TASK DESCRIPTION: In the entries below, every line that contains "title" must be located and copied.

● ● ●

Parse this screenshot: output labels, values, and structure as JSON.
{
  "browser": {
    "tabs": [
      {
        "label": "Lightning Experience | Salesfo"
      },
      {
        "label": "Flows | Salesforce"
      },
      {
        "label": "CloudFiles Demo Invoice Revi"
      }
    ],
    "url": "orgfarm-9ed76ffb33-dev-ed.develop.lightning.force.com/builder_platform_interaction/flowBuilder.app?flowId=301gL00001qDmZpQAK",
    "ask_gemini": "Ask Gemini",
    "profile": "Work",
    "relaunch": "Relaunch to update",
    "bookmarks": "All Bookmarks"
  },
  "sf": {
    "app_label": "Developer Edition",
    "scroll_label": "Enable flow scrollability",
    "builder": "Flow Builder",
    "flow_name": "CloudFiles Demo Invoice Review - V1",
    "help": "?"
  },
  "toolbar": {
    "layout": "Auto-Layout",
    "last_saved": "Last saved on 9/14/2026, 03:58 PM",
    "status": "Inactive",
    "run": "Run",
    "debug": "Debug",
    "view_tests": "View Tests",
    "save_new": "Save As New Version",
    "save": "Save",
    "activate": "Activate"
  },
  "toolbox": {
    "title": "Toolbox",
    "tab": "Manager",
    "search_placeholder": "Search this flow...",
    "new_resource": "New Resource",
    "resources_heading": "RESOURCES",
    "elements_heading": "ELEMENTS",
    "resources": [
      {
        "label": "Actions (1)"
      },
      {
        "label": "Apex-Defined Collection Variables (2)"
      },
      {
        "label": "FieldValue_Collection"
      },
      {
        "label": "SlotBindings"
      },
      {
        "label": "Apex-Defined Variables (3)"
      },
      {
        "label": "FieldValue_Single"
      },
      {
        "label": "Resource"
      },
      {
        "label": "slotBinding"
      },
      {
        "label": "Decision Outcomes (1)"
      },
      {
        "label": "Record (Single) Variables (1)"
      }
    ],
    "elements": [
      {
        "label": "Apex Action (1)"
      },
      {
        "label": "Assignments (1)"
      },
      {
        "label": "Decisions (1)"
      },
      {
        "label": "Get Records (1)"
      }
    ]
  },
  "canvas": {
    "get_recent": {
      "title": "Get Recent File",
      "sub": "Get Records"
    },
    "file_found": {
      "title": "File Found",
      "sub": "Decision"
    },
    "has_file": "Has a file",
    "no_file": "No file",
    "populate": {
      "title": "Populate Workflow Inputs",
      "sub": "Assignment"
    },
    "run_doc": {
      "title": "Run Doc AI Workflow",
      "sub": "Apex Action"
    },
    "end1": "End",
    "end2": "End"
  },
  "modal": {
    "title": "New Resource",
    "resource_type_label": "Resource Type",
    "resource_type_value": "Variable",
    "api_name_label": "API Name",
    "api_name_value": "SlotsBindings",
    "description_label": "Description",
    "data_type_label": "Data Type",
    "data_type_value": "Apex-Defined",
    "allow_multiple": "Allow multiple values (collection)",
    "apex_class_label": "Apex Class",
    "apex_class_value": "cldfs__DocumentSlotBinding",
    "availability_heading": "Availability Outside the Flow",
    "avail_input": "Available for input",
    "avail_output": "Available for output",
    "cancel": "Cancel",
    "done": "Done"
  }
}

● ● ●

TASK RESPONSE:
    "title": "Toolbox",
      "title": "Get Recent File",
      "title": "File Found",
      "title": "Populate Workflow Inputs",
      "title": "Run Doc AI Workflow",
    "title": "New Resource",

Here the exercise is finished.